During the first two years of life, infants concurrently refine native-language speech categories and word learning skills. However, in the Switch Task, 14-month-olds do not detect minimal contrasts in a novel object–word pairing (Stager & Werker, 1997). We investigate whether presenting infants with acoustically salient contrasts (liquids) facilitates success in the Switch Task. The first two experiments demonstrate that acoustic differences boost infants’ detection of contrasts. However, infants cannot detect the contrast when the segments are digitally shortened. Thus, not all minimal contrasts are equally difficult, and the acoustic properties of a contrast matter in word learning.
This study investigates how second language (L2) listeners match an unexpected accented form to their stored form of a word. The phonetic-to-lexical mapping for L2 as compared to L1 regional varieties was examined with early and late Italian-L2 speakers who were all L1-Australian English speakers. AXB discrimination and lexical decision tasks were conducted in both languages, using unfamiliar regional accents that minimize (near-merge) consonant contrasts maintained in their own L1-L2 accents. Results reveal that in the L2, early bilinguals’ recognition of accented variants depended on their discrimination capacity. Late bilinguals, for whom the accented variants were not represented in their L2 lexicon, instead mapped standard and accented exemplars to the same lexical representations (i.e., dual mapping: Samuel & Larraza, 2015). By comparison, both groups showed the same broad accommodation to L1 accented variants. Results suggest qualitatively different yet similarly effective phonetic-to-lexical mapping strategies both for L2 versus L1 regional accents.
A bilingual advantage has been found in both cognitive and social tasks. In the current study, we examine whether there is a bilingual advantage in how children process information about who is talking (talker-voice information). Younger and older groups of monolingual and bilingual children completed the following talker-voice tasks with bilingual speakers: a discrimination task in English and German (an unfamiliar language), and a talker-voice learning task in which they learned to identify the voices of three unfamiliar speakers in English. Results revealed effects of age and bilingual status. Across the tasks, older children performed better than younger children and bilingual children performed better than monolingual children.

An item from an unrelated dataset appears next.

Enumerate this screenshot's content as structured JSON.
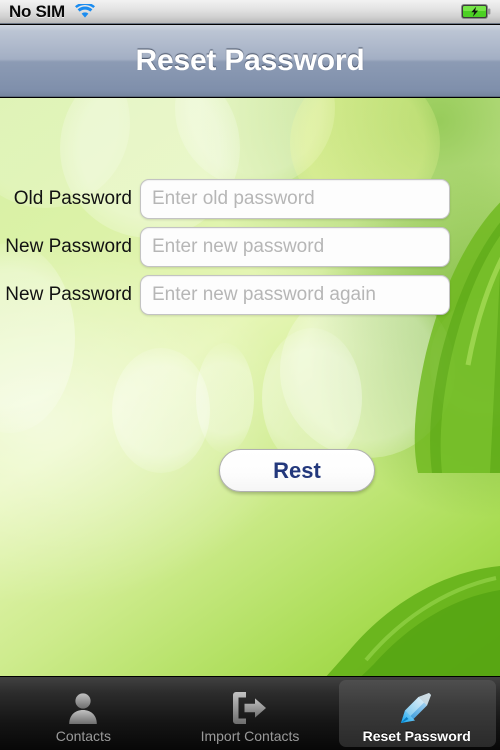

Improved talker-voice processing by the bilingual children suggests that a bilingual advantage exists in a social aspect of speech perception, where the focus is not on processing the linguistic information in the signal, but instead on processing information about who is talking.